Looking for a larger selection of wares we asked some employees at a restaurant where to find a larger shop and they directed us to a large indoor flea-market about a ten-minute walk from where we were. This short walk may have been my favorite part. Why? When I'm in a new place I like to get lost, away from the touristy spots, and this walk took us that route. Seeing locals chat, seeing the less-polished looking buildings, and feeling like I was experiencing the real Havana for a moment made my day. This quickly ended when we got to the flea-market, though it was in a beautiful area on the water.
The market had anything you could have possibly wanted. Rum, cigars, clothes, knick-knacks, internet access (which isn't free, read more on that here), another CADECA (currency exchange center), etc. We bought a number of items and would have liked to have spent more time here. If you've ever wanted to see the world's largest selection of Che Guevera t-shirts, this is your place. More than that though, they had some neat items, and we felt like they were less pushy than in many other countries. This was the place to get some deals. Frankly, it was cleaner, quieter, and there was less pressure than at flea-markets in Miami.
At this point it was time to head back, which we were bummed about, though excited at the proposition of air-conditioning and a shower.
Cuban Immigration & Getting Back on The Ship
Walking back in the terminal building you can now change your money back into whichever currency you prefer (out of the major currencies of course), and there is no tax for turning CUCs back in. Once again this area was quick. After this you go back through security, and then back to passport control where they stamp your passport once again. This whole process was very simple.
Back on Empress
Like that, our time in Cuba (well, at least standing on land in Cuba), was over. We enjoyed sail-away, and have a short video here, but then we had to run in as it started to rain. Better during sail-away than while we were touring.
At this point Larissa and I really needed to relax and shower. After this we headed up to the Windjammer to have an oddly-timed meal which ended up being the first of two dinners. There were roughly five types of hummus, which was awesome, along with corn-chowder, balsamic glazed, veggies, a Cuban vegetable stew, and a number of meats.

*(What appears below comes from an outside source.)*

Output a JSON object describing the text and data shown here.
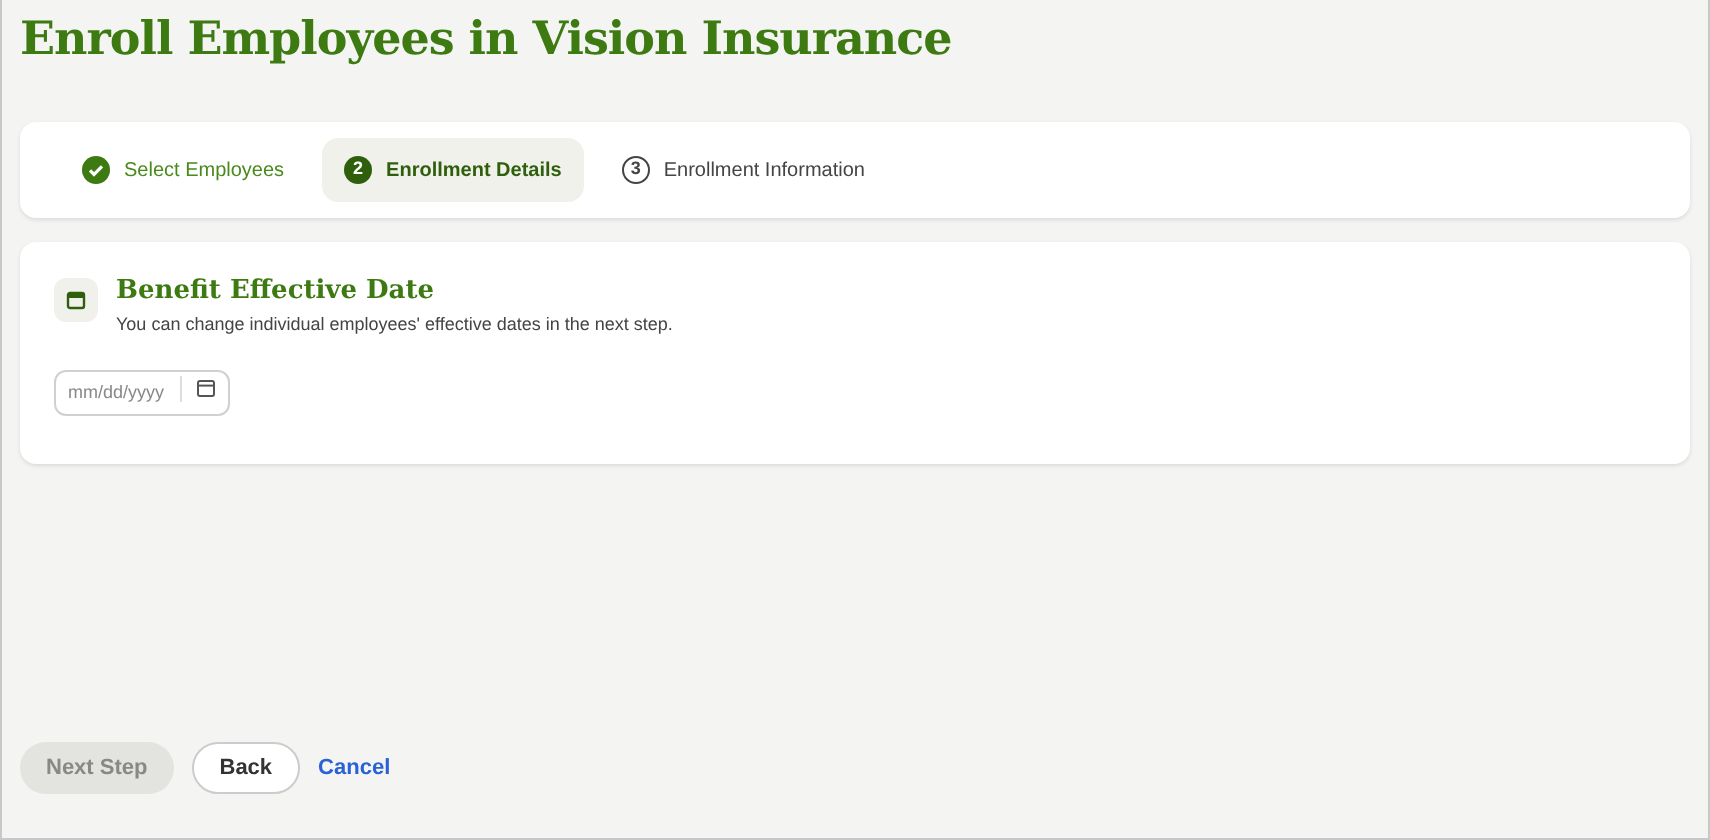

For dinner number two we headed to the main dining room and I had some more vegetarian Indian food, which was good, though not as good as last night. I'm now writing this while having a post-dinner drink or seven in the Schooner Bar. I'm quite tired but we I have a feeling it's going to be a late night based on the crowd and our schedules.
Cozumel has started to feel like a second home to us, so we don't really have plans but are happy to be going. We're scheduled to arrive at 1:00pm, though we're also setting our clocks behind tonight, which makes the odds of a late night all the greater. This late night will make Coz, a great coffee shop in Parque Benito Juarez, all the more delicious.

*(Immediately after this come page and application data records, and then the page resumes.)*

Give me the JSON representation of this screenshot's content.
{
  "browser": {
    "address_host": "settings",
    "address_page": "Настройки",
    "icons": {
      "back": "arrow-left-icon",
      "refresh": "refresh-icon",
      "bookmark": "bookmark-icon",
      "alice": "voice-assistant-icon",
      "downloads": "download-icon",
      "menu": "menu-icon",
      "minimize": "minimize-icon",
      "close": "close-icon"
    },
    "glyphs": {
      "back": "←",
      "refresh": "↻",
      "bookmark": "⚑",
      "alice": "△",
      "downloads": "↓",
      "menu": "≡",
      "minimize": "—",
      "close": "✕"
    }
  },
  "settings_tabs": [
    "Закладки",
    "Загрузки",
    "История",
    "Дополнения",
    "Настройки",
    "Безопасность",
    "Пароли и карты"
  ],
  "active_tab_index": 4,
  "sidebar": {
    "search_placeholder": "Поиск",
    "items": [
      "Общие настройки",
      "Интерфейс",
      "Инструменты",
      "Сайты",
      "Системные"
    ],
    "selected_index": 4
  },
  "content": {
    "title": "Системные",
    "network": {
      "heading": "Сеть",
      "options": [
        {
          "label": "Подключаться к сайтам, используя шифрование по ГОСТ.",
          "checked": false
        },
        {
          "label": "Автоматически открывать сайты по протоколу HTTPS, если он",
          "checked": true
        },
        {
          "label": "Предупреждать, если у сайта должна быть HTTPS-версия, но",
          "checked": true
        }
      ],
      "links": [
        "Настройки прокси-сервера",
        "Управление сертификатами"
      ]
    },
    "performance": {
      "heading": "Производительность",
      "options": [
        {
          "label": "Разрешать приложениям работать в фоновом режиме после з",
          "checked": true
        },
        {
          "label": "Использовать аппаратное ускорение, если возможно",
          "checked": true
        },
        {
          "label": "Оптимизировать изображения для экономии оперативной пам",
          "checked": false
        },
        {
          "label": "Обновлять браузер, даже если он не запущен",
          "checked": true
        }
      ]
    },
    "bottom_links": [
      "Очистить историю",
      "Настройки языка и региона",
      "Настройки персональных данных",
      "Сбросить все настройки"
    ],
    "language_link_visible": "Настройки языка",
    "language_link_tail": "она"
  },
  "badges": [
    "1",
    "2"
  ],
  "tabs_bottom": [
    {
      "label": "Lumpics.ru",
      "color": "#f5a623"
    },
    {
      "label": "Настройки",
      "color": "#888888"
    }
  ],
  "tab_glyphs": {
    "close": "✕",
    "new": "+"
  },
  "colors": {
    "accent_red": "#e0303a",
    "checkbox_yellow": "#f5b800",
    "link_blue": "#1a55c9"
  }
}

- Guests walked right onto the ship with liquor from Cuba. I suspect that they'd need to run x-ray to properly find/hold liquor, and because the Cuba government did this right before getting on this ship they didn't want to impost on guests again.
- The process associated with Cuba travel (immigration, currency exchange, etc) was far less burdensome than I'd have guessed.
- There was more construction in Havana than I'd have guessed. Some sponsored by the EU or other governing bodies, others part of Cuban preservation and historic groups or government divisions.
- There are no shortage of cabs or classic cars to get anywhere. Booking ahead is nice, but don't feel you're out of luck if you don't.